After 22 years of being in the U.S. and working in the world of food, I found myself ready to write about the food of my own country, she says. I needed to do the full circle of understanding everything else I wanted to understand and experience to be able to look inwards and think about the food of my country and how it has influenced the chef and stylist that I am.
Around the same time she began writing her book, she also discovered that she could easily find cracked corn in the U.S. This inspired her to start experimenting with how she could update the mazamorra recipe she grew up with to make it an even more enticing breakfast or brunch dish. Ultimately, she created a new version that is now a staple in Velsquezs home and is featured in her new book.
Here are Velsquezs tips and tricks for making mazamorra at home, and her recommendations for giving it a modern, fruit-forward makeover.

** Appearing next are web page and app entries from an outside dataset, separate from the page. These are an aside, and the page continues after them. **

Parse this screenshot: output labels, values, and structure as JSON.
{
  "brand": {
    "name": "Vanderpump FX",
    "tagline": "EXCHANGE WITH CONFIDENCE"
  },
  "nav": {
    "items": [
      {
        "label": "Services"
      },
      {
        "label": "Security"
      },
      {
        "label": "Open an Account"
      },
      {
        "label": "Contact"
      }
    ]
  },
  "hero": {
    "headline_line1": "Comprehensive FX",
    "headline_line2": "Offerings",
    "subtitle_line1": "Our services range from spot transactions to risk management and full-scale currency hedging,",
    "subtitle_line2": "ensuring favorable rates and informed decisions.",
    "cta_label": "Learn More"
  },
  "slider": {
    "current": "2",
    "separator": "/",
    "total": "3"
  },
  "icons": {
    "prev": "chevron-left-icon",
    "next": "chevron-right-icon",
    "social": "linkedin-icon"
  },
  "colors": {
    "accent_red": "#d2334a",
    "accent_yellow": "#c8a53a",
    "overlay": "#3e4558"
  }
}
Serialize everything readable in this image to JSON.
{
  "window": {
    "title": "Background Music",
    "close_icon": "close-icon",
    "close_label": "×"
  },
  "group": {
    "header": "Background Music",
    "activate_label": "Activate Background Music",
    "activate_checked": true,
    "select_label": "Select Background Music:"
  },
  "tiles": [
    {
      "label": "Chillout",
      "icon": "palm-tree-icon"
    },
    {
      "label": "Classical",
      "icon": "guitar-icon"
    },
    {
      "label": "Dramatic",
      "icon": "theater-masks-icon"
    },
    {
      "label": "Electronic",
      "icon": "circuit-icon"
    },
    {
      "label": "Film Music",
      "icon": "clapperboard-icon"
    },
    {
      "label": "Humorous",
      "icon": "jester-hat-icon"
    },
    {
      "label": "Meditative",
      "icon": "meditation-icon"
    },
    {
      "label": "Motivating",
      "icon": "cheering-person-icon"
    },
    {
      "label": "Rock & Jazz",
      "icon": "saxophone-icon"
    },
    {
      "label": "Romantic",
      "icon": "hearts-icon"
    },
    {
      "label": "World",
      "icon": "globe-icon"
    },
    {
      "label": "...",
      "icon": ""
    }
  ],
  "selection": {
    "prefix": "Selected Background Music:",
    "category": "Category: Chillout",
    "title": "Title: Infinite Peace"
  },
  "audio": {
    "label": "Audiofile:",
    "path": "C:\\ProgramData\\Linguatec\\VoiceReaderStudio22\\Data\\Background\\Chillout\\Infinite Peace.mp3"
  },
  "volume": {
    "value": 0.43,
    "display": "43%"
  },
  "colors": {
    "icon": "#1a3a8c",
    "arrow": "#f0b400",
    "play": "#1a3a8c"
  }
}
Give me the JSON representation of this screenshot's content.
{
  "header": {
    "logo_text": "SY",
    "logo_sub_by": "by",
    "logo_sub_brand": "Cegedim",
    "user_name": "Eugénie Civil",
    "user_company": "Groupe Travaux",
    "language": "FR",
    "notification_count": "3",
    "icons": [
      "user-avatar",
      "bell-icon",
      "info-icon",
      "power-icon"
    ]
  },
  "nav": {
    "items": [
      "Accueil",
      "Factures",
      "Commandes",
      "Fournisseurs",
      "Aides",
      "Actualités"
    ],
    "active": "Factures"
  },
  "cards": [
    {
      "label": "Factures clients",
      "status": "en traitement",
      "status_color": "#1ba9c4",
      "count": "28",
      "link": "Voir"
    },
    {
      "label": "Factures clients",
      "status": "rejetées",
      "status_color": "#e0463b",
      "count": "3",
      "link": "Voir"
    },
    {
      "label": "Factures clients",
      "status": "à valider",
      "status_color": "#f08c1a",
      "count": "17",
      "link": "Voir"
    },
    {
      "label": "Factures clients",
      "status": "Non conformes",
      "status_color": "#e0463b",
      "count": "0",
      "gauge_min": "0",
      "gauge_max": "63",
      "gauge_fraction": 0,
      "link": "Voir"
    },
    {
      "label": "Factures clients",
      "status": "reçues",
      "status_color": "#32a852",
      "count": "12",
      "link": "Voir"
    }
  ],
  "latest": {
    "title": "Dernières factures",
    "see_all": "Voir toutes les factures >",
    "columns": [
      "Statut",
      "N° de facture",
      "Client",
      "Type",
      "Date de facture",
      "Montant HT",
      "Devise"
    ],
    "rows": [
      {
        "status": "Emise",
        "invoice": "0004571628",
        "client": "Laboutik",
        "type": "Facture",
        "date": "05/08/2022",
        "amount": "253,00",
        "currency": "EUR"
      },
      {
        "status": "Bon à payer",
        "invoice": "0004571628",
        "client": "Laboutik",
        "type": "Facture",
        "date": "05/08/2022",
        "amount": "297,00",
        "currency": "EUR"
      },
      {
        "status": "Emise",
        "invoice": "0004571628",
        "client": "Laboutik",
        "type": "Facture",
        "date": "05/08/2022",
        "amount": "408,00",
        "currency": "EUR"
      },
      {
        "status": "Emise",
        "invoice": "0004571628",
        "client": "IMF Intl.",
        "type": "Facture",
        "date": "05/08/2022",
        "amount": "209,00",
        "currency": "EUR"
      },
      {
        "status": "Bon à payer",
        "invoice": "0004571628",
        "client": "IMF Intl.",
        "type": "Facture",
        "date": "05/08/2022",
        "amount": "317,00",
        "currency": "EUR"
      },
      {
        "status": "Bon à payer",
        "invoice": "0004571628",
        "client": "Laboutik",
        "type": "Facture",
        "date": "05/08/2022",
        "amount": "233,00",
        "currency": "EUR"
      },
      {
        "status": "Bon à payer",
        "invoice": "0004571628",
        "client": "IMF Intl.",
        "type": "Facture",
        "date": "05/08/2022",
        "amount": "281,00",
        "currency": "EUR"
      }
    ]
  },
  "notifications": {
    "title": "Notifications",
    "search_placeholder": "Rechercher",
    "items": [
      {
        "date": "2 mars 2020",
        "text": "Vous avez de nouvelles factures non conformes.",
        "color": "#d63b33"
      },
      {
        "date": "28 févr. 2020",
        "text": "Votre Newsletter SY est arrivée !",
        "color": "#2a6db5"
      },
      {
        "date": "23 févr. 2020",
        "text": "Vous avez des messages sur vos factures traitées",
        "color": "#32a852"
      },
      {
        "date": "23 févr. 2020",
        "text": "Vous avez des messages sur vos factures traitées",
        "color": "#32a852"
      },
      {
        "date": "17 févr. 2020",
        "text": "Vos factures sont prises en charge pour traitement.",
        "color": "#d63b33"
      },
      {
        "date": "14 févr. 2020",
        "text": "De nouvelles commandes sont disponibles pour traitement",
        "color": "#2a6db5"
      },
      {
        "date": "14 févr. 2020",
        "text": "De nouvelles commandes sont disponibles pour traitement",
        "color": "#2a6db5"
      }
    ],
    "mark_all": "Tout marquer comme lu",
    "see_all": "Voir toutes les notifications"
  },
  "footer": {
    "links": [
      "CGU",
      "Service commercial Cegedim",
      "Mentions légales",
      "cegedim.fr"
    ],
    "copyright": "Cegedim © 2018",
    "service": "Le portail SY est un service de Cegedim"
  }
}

The base of Velsquezs mazamorra recipe sticks to tradition, blending hominy with milk and panela (an unrefined cane sugar). If you cant get panela, you can substitute brown sugar.
The dishs name pays homage to the Spanish word for corn, maz, and uses hominy corn that has been treated with an alkali to make the grains carbohydrates and proteins more receptive to cooking. This process is called nixtamalization. Its sweet, but the hominy also has kind of a musty taste, says Velsquez. Its a complex grain. You can really taste the corn and the depth of the grain.
To make the porridge, Velsquez uses pre-cooked canned hominy rather than dried to simplify the process, though she says both produce a delicious mazamorra. It cooks in a saucepan with the milk and panela for about 15 to 20 minutes, resulting in an oatmeal-like porridge.
The corn keeps its texture, its firmness, she says. Because it cooks a little bit in the milk, its not completely liquid, it has a little bit of thickness to it.
When considering how to update the mazamorra she used to enjoy with her grandmother, Velsquez focused on adding a bit of brightness to the dish.
My own twist was adding fruit marinated in a bit of sugar and lemon juice, she says. The acidity really balances out the sweetness of the milk, the panela and the liquid.
This time of year she likes to use blackberries, since theyre in season, but shes yet to find a fresh fruit that doesnt taste good atop mazamorra.
Other seasonal fruits such as plums, cherries, mango or pineapple will do nicely as well, says Velsquez. In the peak of summer, Ill do nectarines. In the fall, I do pears or even pomegranate seeds. And in the winter, Ill do apples. Seasonal fruit really celebrates the flavors and the texture of this recipe.
With the porridge and fruit ready to go, all thats left to do is assemble the dish. After topping a bowl of mazamorra with a few marinated berries, she adds a dollop of skyr or Greek yogurt for texture and a bit of tanginess. The finishing touch is a garnish of edible flowers to make it extra pretty.
While its common to enjoy mazamorra while its still warm, as you would with oatmeal, Velsquez likes to serve it chilled, too. When stopping at roadside stands with her grandmother in Colombia, she always ordered it cold.
I love it cold because the corn, the cold milk and chunks of panela sort of start melting into the milk, she says. With a dash of sea salt its really good and the addition of fruit really balances it out.
Serves 4 to 6